When I was 14 I was struggling with identity. It is possible that I still continue to struggle with that. I was desperately trying to find direction concerning who I was and what I wanted to be. Maybe it was closer to trying to understand how being me would conflict with what was expected of me…and still not knowing who "me" was.
My first day in high school, I immediately knew it wasn’t going to work out well. I had his loopy style picked up from who knows where. It was a horrible mix of Miami Vice meets Thrashin’ with a touch of Krush Groove…I was immediately targeted as a “faggot”. Alas.
About a week into this adventure, a mysterious girl from a mysterious pocket of about six other kids approached me and said something like, “You almost get it, but you aren't there yet! Let me help you out! We need to get you to a thrift store this weekend.” The next day, she passed a cassette tape to me and said, “Also, listen to this when you get home. It’ll change your life!” It was a typical tape from that era - a black Maxell with the gold, black, and white sticker on it. Scrawled on the line, reserved for the tapes owner to identify the content, was written: “The Smiths”.

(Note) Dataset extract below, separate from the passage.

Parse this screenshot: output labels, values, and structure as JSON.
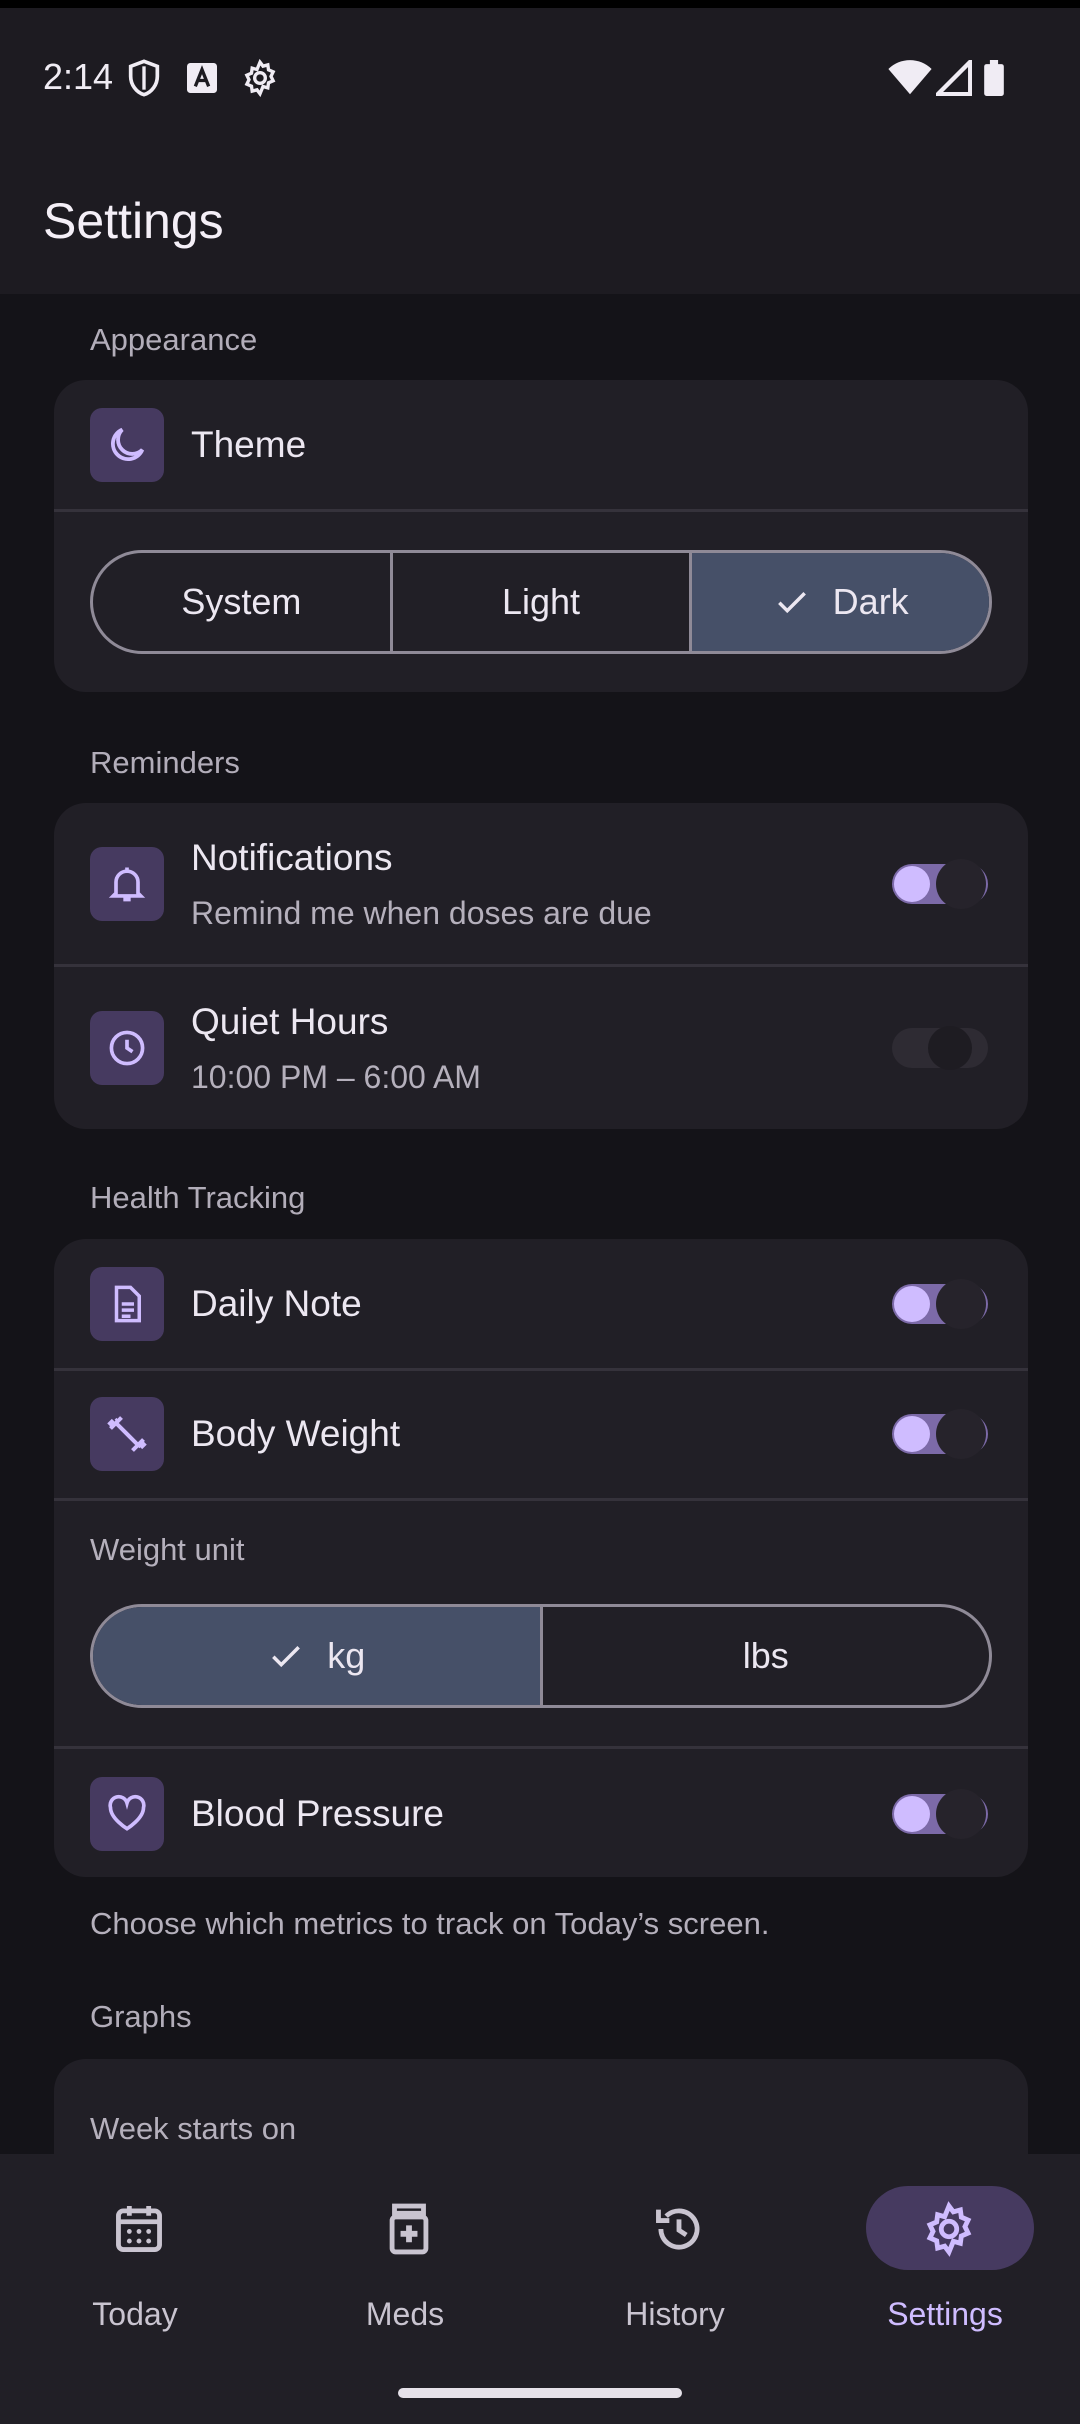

I must admit, there was no satori. I did not melt but rather pulled back like the RCA dog with my neck tilted and ears perked wondering, "What th...?!" But it was so different from anything I had ever heard that I listened to it in my walkman over and over again. I felt that music start to inform what I was to become. Perhaps it had too much an influence on me considering 33 years later I am still sulking my way through life. Needless to say, I became an extension of that very small group of punks and misfits and had fallen madly in love with The Smiths.
With that perplexing obsession, that was carefully mapped out by Morrissey, came an equally strong enthusiasm to explore things that interested the "Moz": James Dean, Oscar Wilde, Candy Darling, Keats and Yeats, The New York Dolls, The Ramones, Joe Dallesandro, Alain Delon, and on and on. A ridiculous and wonderful trail of pop culture and history that added to forming what I loved in literature, cinema, politics, theory, and art.

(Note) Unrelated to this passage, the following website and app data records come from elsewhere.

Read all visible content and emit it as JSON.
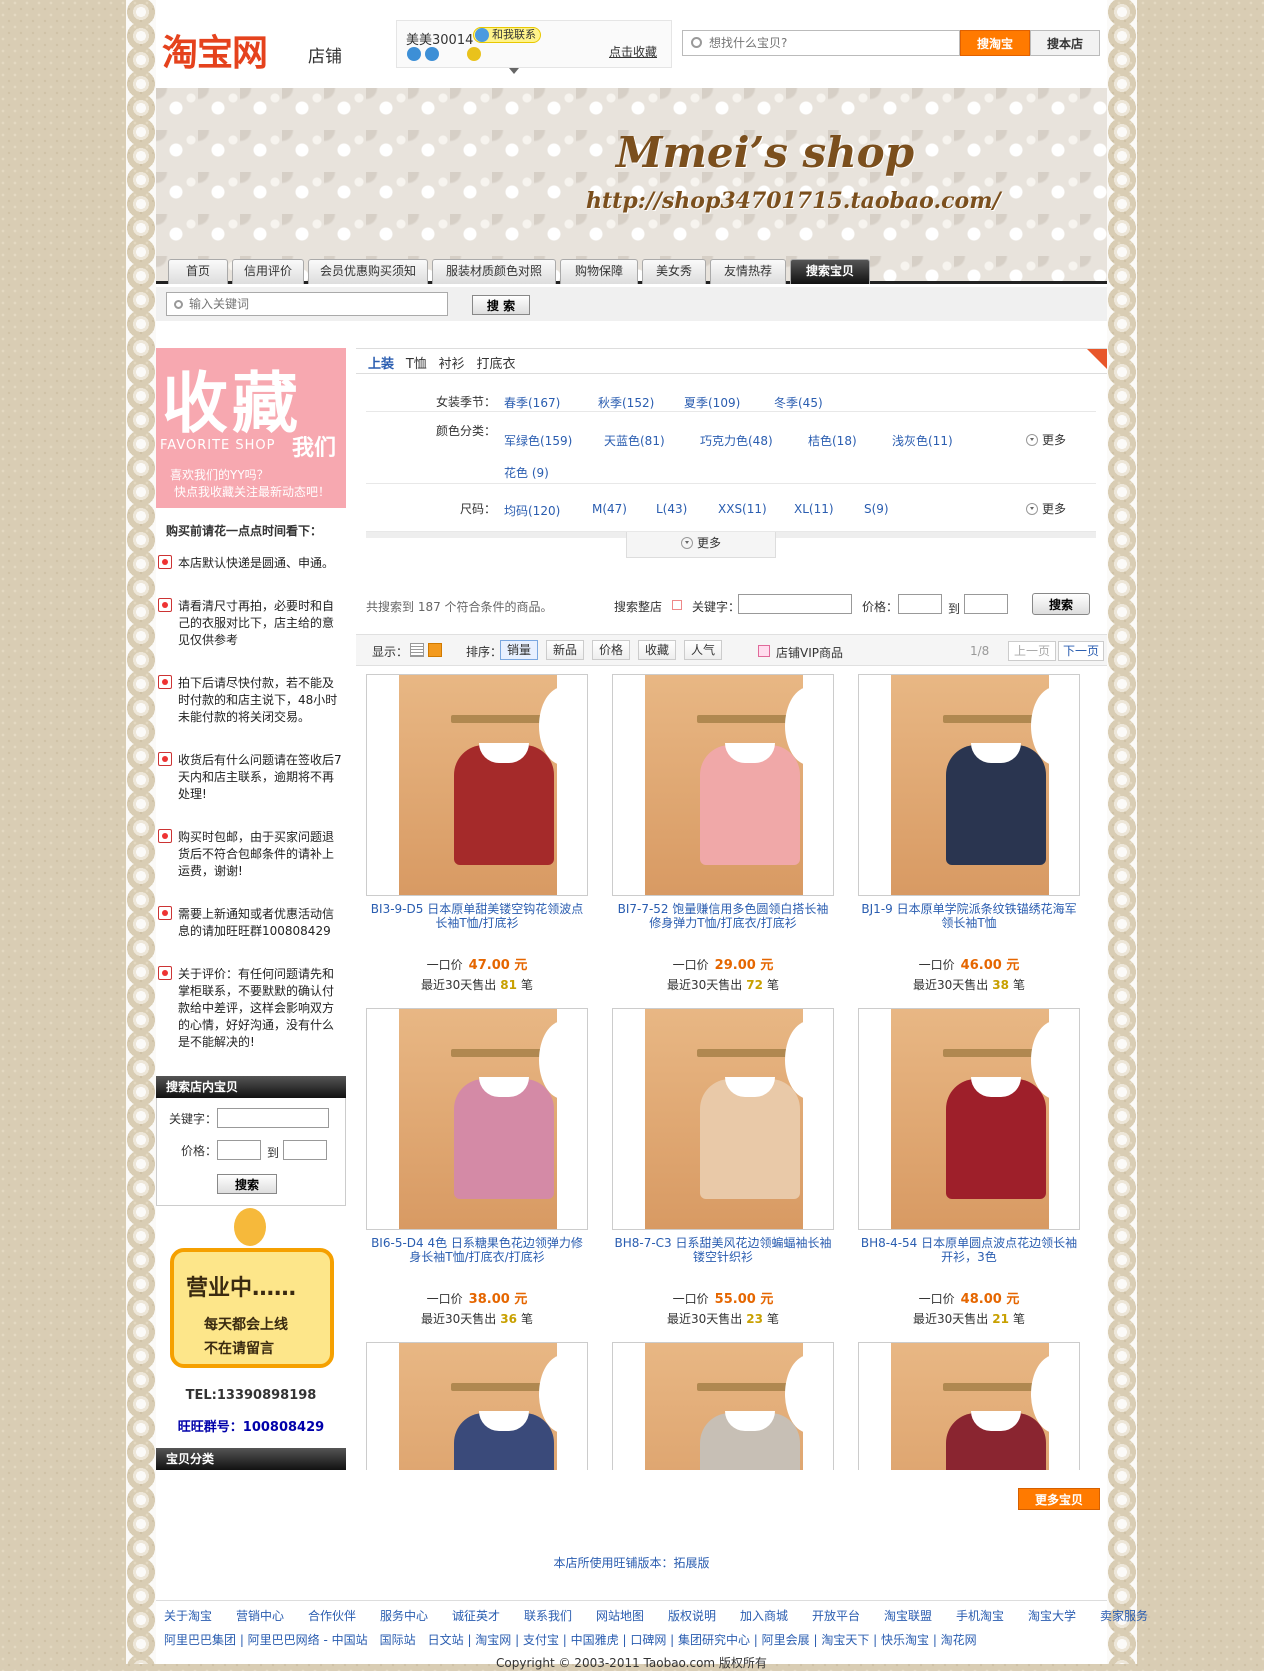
{
  "header": {
    "logo": "淘宝网",
    "logo_sub": "店铺",
    "seller_nick": "美美30014",
    "contact_label": "和我联系",
    "fav_link": "点击收藏",
    "search_placeholder": "想找什么宝贝?",
    "btn_taobao": "搜淘宝",
    "btn_shop": "搜本店"
  },
  "banner": {
    "shop_name": "Mmei’s shop",
    "shop_url": "http://shop34701715.taobao.com/"
  },
  "nav": {
    "tabs": [
      "首页",
      "信用评价",
      "会员优惠购买须知",
      "服装材质颜色对照",
      "购物保障",
      "美女秀",
      "友情热荐",
      "搜索宝贝"
    ]
  },
  "quick_search": {
    "placeholder": "输入关键词",
    "button": "搜 索"
  },
  "sidebar": {
    "fav_big": "收藏",
    "fav_en": "FAVORITE SHOP",
    "fav_we": "我们",
    "fav_t1": "喜欢我们的YY吗？",
    "fav_t2": "快点我收藏关注最新动态吧！",
    "notes_title": "购买前请花一点点时间看下：",
    "notes": [
      "本店默认快递是圆通、申通。",
      "请看清尺寸再拍，必要时和自己的衣服对比下，店主给的意见仅供参考",
      "拍下后请尽快付款，若不能及时付款的和店主说下，48小时未能付款的将关闭交易。",
      "收货后有什么问题请在签收后7天内和店主联系，逾期将不再处理!",
      "购买时包邮，由于买家问题退货后不符合包邮条件的请补上运费，谢谢!",
      "需要上新通知或者优惠活动信息的请加旺旺群100808429",
      "关于评价：有任何问题请先和掌柜联系，不要默默的确认付款给中差评，这样会影响双方的心情，好好沟通，没有什么是不能解决的!"
    ],
    "search_title": "搜索店内宝贝",
    "kw_label": "关键字：",
    "price_label": "价格：",
    "to": "到",
    "search_btn": "搜索",
    "open_big": "营业中……",
    "open_l2": "每天都会上线",
    "open_l3": "不在请留言",
    "tel": "TEL:13390898198",
    "ww_group": "旺旺群号：100808429",
    "cat_title": "宝贝分类"
  },
  "main": {
    "crumbs": [
      "上装",
      "T恤",
      "衬衫",
      "打底衣"
    ],
    "filters": [
      {
        "label": "女装季节：",
        "values": [
          "春季(167)",
          "秋季(152)",
          "夏季(109)",
          "冬季(45)"
        ]
      },
      {
        "label": "颜色分类：",
        "values": [
          "军绿色(159)",
          "天蓝色(81)",
          "巧克力色(48)",
          "桔色(18)",
          "浅灰色(11)",
          "花色 (9)"
        ]
      },
      {
        "label": "尺码：",
        "values": [
          "均码(120)",
          "M(47)",
          "L(43)",
          "XXS(11)",
          "XL(11)",
          "S(9)"
        ]
      }
    ],
    "more": "更多",
    "result_text": "共搜索到 187 个符合条件的商品。",
    "result_shop": "搜索整店",
    "kw": "关键字：",
    "price": "价格：",
    "to": "到",
    "search": "搜索",
    "sort": {
      "display": "显示：",
      "sort": "排序：",
      "items": [
        "销量",
        "新品",
        "价格",
        "收藏",
        "人气"
      ],
      "vip": "店铺VIP商品",
      "page": "1/8",
      "prev": "上一页",
      "next": "下一页"
    },
    "products": [
      {
        "title": "BI3-9-D5 日本原单甜美镂空钩花领波点长袖T恤/打底衫",
        "label": "一口价",
        "price": "47.00 元",
        "sold_pre": "最近30天售出",
        "sold": "81",
        "sold_post": "笔",
        "color": "#a52a2a"
      },
      {
        "title": "BI7-7-52 饱量赚信用多色圆领白搭长袖修身弹力T恤/打底衣/打底衫",
        "label": "一口价",
        "price": "29.00 元",
        "sold_pre": "最近30天售出",
        "sold": "72",
        "sold_post": "笔",
        "color": "#f0a8a8"
      },
      {
        "title": "BJ1-9 日本原单学院派条纹铁锚绣花海军领长袖T恤",
        "label": "一口价",
        "price": "46.00 元",
        "sold_pre": "最近30天售出",
        "sold": "38",
        "sold_post": "笔",
        "color": "#2a3550"
      },
      {
        "title": "BI6-5-D4 4色 日系糖果色花边领弹力修身长袖T恤/打底衣/打底衫",
        "label": "一口价",
        "price": "38.00 元",
        "sold_pre": "最近30天售出",
        "sold": "36",
        "sold_post": "笔",
        "color": "#d48aa6"
      },
      {
        "title": "BH8-7-C3 日系甜美风花边领蝙蝠袖长袖镂空针织衫",
        "label": "一口价",
        "price": "55.00 元",
        "sold_pre": "最近30天售出",
        "sold": "23",
        "sold_post": "笔",
        "color": "#e9c9a8"
      },
      {
        "title": "BH8-4-54 日本原单圆点波点花边领长袖开衫，3色",
        "label": "一口价",
        "price": "48.00 元",
        "sold_pre": "最近30天售出",
        "sold": "21",
        "sold_post": "笔",
        "color": "#9e1f2a"
      },
      {
        "title": "",
        "label": "",
        "price": "",
        "sold_pre": "",
        "sold": "",
        "sold_post": "",
        "color": "#3a4a7a"
      },
      {
        "title": "",
        "label": "",
        "price": "",
        "sold_pre": "",
        "sold": "",
        "sold_post": "",
        "color": "#c7bfb5"
      },
      {
        "title": "",
        "label": "",
        "price": "",
        "sold_pre": "",
        "sold": "",
        "sold_post": "",
        "color": "#8a2530"
      }
    ],
    "more_items": "更多宝贝"
  },
  "footer": {
    "ww_version": "本店所使用旺铺版本：拓展版",
    "row1": "关于淘宝　　营销中心　　合作伙伴　　服务中心　　诚征英才　　联系我们　　网站地图　　版权说明　　加入商城　　开放平台　　淘宝联盟　　手机淘宝　　淘宝大学　　卖家服务",
    "row2": "阿里巴巴集团 | 阿里巴巴网络 - 中国站　国际站　日文站 | 淘宝网 | 支付宝 | 中国雅虎 | 口碑网 | 集团研究中心 | 阿里会展 | 淘宝天下 | 快乐淘宝 | 淘花网",
    "copyright": "Copyright © 2003-2011 Taobao.com 版权所有"
  }
}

One obscure notable in Morrissey's list was Johnny Ray. The teen idol who would break down in tears on stage and roll around in agony over love lost - eliciting screams from teenage girls who had no idea that Mr. Ray's sexual preferences did not include their gender. (Ray was almost completely deaf and wore hearing aids. This is why Morrissey wore them from time to time - tasteless homage?) But, the man could make you believe in heartbreak like no other. By mid-school year, I was listening to my mix cassette of Johnny Ray on my Walkman as much as I was listening to The Smiths and Ramones.
Ray's songs created that strange phenomenon in my soul of great confusion and comfort. I completely appreciated the intense passion in the arrangements and the projected pain in the lyrics. I could feel the tug at my heart but was absolutely certain that it would be impossible for me to ever feel that type of heartache in my own life. At that time, it was because I had no interest at all in pursuing a relationship on any level. I had a couple of holding-hands-in-the-hall scenarios, but they ended quickly. Most likely, the other sensed my total lack of interest. That lack of interest was a blessing really and it followed me for the next four years (that now seemed like an eternity) until I met the girl who would become my wife.
She was as big a Smiths fan as I was. Singing those songs together was always a joyous occasion. I'd also pop Johnny Ray into the car stereo once and awhile and sing along with great exaggeration. As far as I was concerned, the content of those songs would never have any impact on my life beyond the joy of belting them out in the car, cleaning the house, or working on some other project. At 18 I had no clue that the one person that ended up giving me direction and informed exactly who I was and where my place was in the world would end up being the one person who would completely destroy my heart.
I must have played this song a hundred times or more in my lifetime,. For the first time, his act is no longer entertainment and I freely participate by hanging my head down to cry.